TASK REQUIREMENTS → Output the entries as they appear, skipping images.

*** THE DATA Section Begins ***

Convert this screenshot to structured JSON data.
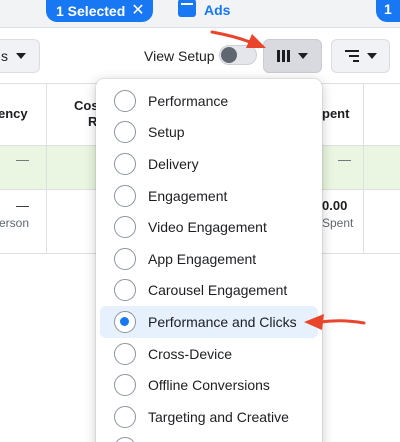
{
  "top_strip": {
    "selected_label": "1 Selected",
    "close_glyph": "✕",
    "ads_label": "Ads",
    "right_pill_label": "1"
  },
  "toolbar": {
    "left_button_label": "s",
    "view_setup_label": "View Setup",
    "view_setup_on": false,
    "columns_icon": "columns-icon",
    "breakdown_icon": "breakdown-icon"
  },
  "table": {
    "headers": {
      "left": "ency",
      "middle_line1": "Cos",
      "middle_line2": "R",
      "right": "pent"
    },
    "summary_row": {
      "dash_left": "—",
      "dash_right": "—"
    },
    "data_row": {
      "dash_left": "—",
      "sub_left": "erson",
      "value_right": "0.00",
      "sub_right": "Spent"
    }
  },
  "dropdown": {
    "items": [
      {
        "label": "Performance",
        "checked": false
      },
      {
        "label": "Setup",
        "checked": false
      },
      {
        "label": "Delivery",
        "checked": false
      },
      {
        "label": "Engagement",
        "checked": false
      },
      {
        "label": "Video Engagement",
        "checked": false
      },
      {
        "label": "App Engagement",
        "checked": false
      },
      {
        "label": "Carousel Engagement",
        "checked": false
      },
      {
        "label": "Performance and Clicks",
        "checked": true
      },
      {
        "label": "Cross-Device",
        "checked": false
      },
      {
        "label": "Offline Conversions",
        "checked": false
      },
      {
        "label": "Targeting and Creative",
        "checked": false
      },
      {
        "label": "",
        "checked": false
      }
    ]
  },
  "colors": {
    "accent": "#1877f2",
    "annotation_arrow": "#e8452c",
    "summary_row_bg": "#eaf6e1",
    "selected_item_bg": "#e7f0fd"
  }
}
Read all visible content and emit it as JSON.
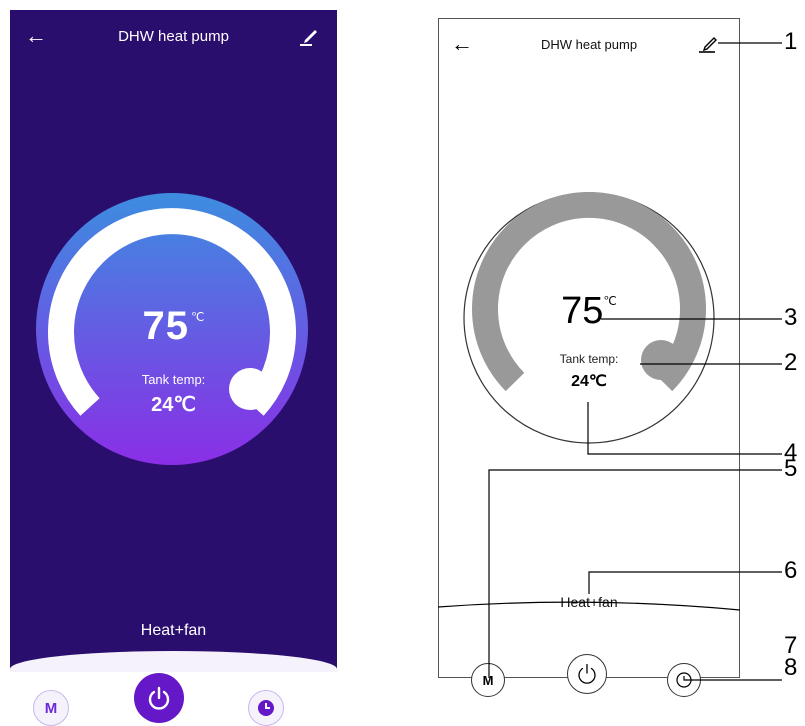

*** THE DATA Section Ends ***

SOLUTION →
Convert this screenshot to structured JSON data.
{
  "top_strip": {
    "selected_label": "1 Selected",
    "close_glyph": "✕",
    "ads_label": "Ads",
    "right_pill_label": "1"
  },
  "toolbar": {
    "left_button_label": "s",
    "view_setup_label": "View Setup",
    "view_setup_on": false,
    "columns_icon": "columns-icon",
    "breakdown_icon": "breakdown-icon"
  },
  "table": {
    "headers": {
      "left": "ency",
      "middle_line1": "Cos",
      "middle_line2": "R",
      "right": "pent"
    },
    "summary_row": {
      "dash_left": "—",
      "dash_right": "—"
    },
    "data_row": {
      "dash_left": "—",
      "sub_left": "erson",
      "value_right": "0.00",
      "sub_right": "Spent"
    }
  },
  "dropdown": {
    "items": [
      {
        "label": "Performance",
        "checked": false
      },
      {
        "label": "Setup",
        "checked": false
      },
      {
        "label": "Delivery",
        "checked": false
      },
      {
        "label": "Engagement",
        "checked": false
      },
      {
        "label": "Video Engagement",
        "checked": false
      },
      {
        "label": "App Engagement",
        "checked": false
      },
      {
        "label": "Carousel Engagement",
        "checked": false
      },
      {
        "label": "Performance and Clicks",
        "checked": true
      },
      {
        "label": "Cross-Device",
        "checked": false
      },
      {
        "label": "Offline Conversions",
        "checked": false
      },
      {
        "label": "Targeting and Creative",
        "checked": false
      },
      {
        "label": "",
        "checked": false
      }
    ]
  },
  "colors": {
    "accent": "#1877f2",
    "annotation_arrow": "#e8452c",
    "summary_row_bg": "#eaf6e1",
    "selected_item_bg": "#e7f0fd"
  }
}
Read all visible content and emit it as JSON.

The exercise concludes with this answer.